What does the decay of London nightlife say about the city?
August 9, 2016
It is no surprise to hear that in recent years more and more of not just London’s, but also the UK’s , small music and nightclub venues have been closing. The 100 Club and Madame Jojo’s have both gone, and Dalston’s much-loved Dance Tunnel had its last dance on Sunday night before closing its doors permanently. So why are many of London’s intimate, seemingly popular venues closing down? Well, there are a number of reasons.
Firstly, like many of the problems on people’s lips at the moment, government legislation is behind the closure of venues such as these. Despite endorsing Dalston’s lively nightlife, Hackney Council’s statement in response to Dance Tunnel’s closure stated:
“…we need to balance the needs of businesses against the rights of our residents to a good night’s sleep, and as both our population and night time economy grow, that is becoming increasingly hard to do.”
This highlights that venues are facing difficult licensing regulations and financial upkeep, but is also indicative of our current social and political climate, in which more people are working ridiculous hours to pay for soaring rent prices and living costs, just to stay within the M25. Due to this, we are no longer able to support the existence of more intimate venues nestled in the city.
This also begs the question of whether London is really ‘open’ in terms of the nightlife on offer? Small venues used to be considered places of ‘rebellion’. Then are we becoming less rebellious as a growing and yet, aging population? Venue closures also have implications for small independent artists across London, potentially crushing the hopes of artists trying to make it in the music industry without such venues to showcase their talents.

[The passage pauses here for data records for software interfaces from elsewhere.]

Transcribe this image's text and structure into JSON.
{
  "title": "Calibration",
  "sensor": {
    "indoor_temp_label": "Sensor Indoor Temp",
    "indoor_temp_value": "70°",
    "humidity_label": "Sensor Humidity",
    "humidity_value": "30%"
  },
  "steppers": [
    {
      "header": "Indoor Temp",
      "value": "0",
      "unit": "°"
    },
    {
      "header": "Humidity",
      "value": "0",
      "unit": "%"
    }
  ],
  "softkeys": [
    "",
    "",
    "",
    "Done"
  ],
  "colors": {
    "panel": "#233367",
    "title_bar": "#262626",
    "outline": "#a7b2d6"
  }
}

This all said, what does the state of London’s nightlife say about its population? Without a doubt we are facing challenges specific to the age in which we live. We want to feel and be connected with other people, and perhaps clubbing no longer does this for us. The amount of time we spend using technology has created a more isolating life experience, so it might be that the last thing we want to do is stand in a dark room with loud music without always enjoying ourselves. That aside, we are also in the midst of a ‘health revolution’, seeing a surge in healthy eating habits, perhaps contributing to people wanting to drink coconut water rather than a double vodka and coke, wake up early and go to gym rather than stay out until 4am and get a kebab. This heightened consciousness about our health as a nation has perhaps brought about the decline of club culture.

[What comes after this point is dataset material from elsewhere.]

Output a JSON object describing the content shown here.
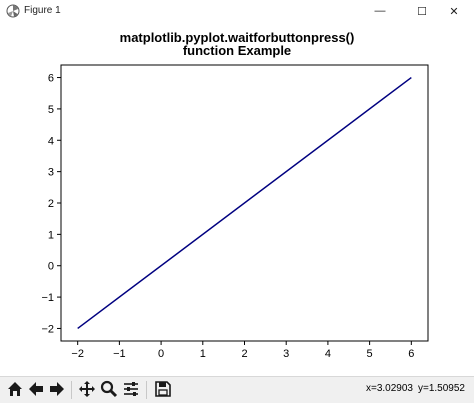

The biggest issue, though, could be the amount we work. With rising house prices in the capital, the general public are seriously struggling to make ends meet, so by the end of a working week would rather stay in than let loose about town. We are worn out by our worsening financial reality so much so that average folk are putting more of their money towards necessities than a night out. Maybe the tube at rush hour is beginning to replace the sweaty underground experience we’d get in a club…
It seems Londoners may be more partial to alternative nights out than clubbing. We are still having fun, just doing different things. For example, there are now more culturally inspired events such as museum and gallery ‘lates’, usually with free entry, offering a culturally enriching and entertaining night out as well as events like all day street food feasts. This summer there are numerous outdoor cinemas, to which spectators will often come armed with a boozy picnic.
London has an array of great things to see and do, so maybe our sense of amusement is diversifying to cater for more people and allow for people to connect; in an age where we spend hours in front of screens and loneliness is not just for the elderly. Our nightlife is changing and has changed drastically in the past ten years, and with the all-night tube being introduced at the end of August, we may see our city becoming even more vibrant and accessible by night than ever.